While forming our business model, we received a lot of questions about how shipping coffee from Colombia to the United States might affect its freshness. It’s a fair question, and we’re here to give you the answers!
What Happens After Roasting
Freshly roasted coffee goes through a natural aging process just like any other food product. For up to two weeks after roasting coffee beans, they expel CO2 gas in a process that’s referred to as “degassing.” What exactly happens during degassing?
Gas from the roasting process slowly exit the beans and make them softer, more permeable. Degassing actually aids in the extraction process when you go to brew your coffee, as sufficiently degassed beans are easier to extract from. A coffee that hasn’t been degassed will be less permeable and therefore hold a different taste upon brewing.
While it varies from coffee to coffee, degassing can take anywhere from 2 to 12 days before a coffee is primed and ready for brewing. However, experts in the coffee industry state that the optimal extraction period is anywhere from 2-4 weeks after the roasting, with minimal taste difference for up to 6 weeks.
The Effects of Degassing During Shipment
While various companies around the world import, export, and ship coffee to customers in different ways (ground, air, etc.), little research exists on the effects of shipping on the taste and quality of coffee.
While it might be assumed that the change in air pressure present during air shipping would lead to a quicker and exaggerated degassing process, there’s not much evidence to corroborate that claim. It seems that the key is in storage during the shipping process along with the right type of grind and dosage during the extraction process. Like with any coffee brew, the ultimate taste can depend on how you brew it and through which method.
How to Preserve Freshness
To preserve the freshness and flavor of your coffee, store it in a container with a one-way valve. The idea is that the CO2 can escape without letting oxygen in to affect quality and taste. All coffee exported from Colombia is required to be shipped in bags with a one-way valve, allowing it to preserve freshness during the degassing process.
Coffee freshness is also affected by air, moisture, sunlight and heat. And, as mentioned above, coffee is porous, which means it absorbs the air around it. Because of this, it’s important to store it in a dark place with a moderate temperature. That’s right, the whole “storing coffee in the fridge helps is last longer” idea is a myth. The cold environment provides too much moisture for the coffee and the aromas from other foods can seep into the coffee, affecting taste in a major way.
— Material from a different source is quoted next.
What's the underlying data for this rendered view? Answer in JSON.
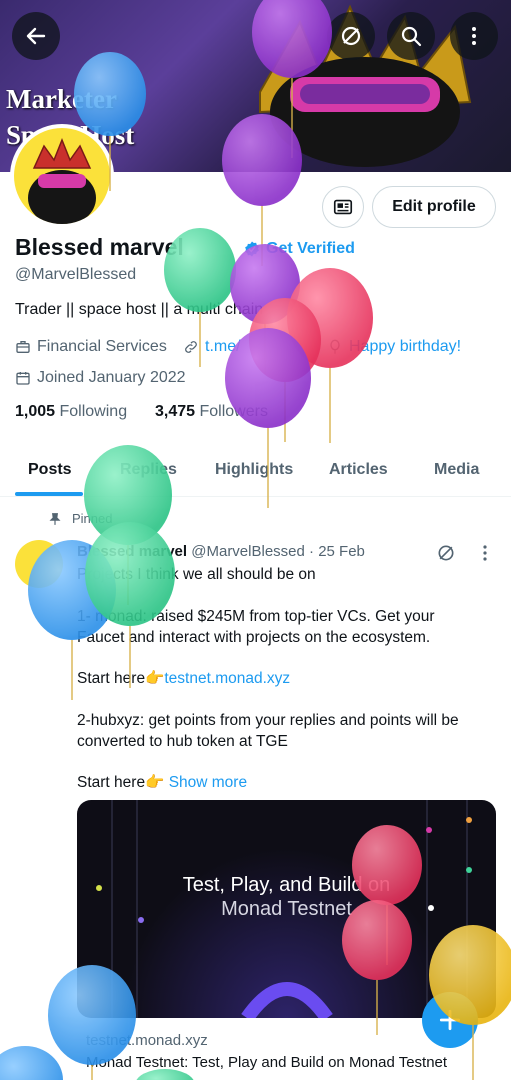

Roasted Tales is constantly investigating past and current research in all areas of coffee cultivation, exportation, and consumption. However, the topic of shipping coffee and the overall effects on freshness is especially important to us as we strive to provide the best quality to our customers. To let us know what you think about this topic, send us an email at email@example.com and we’d love to discuss the topic with you!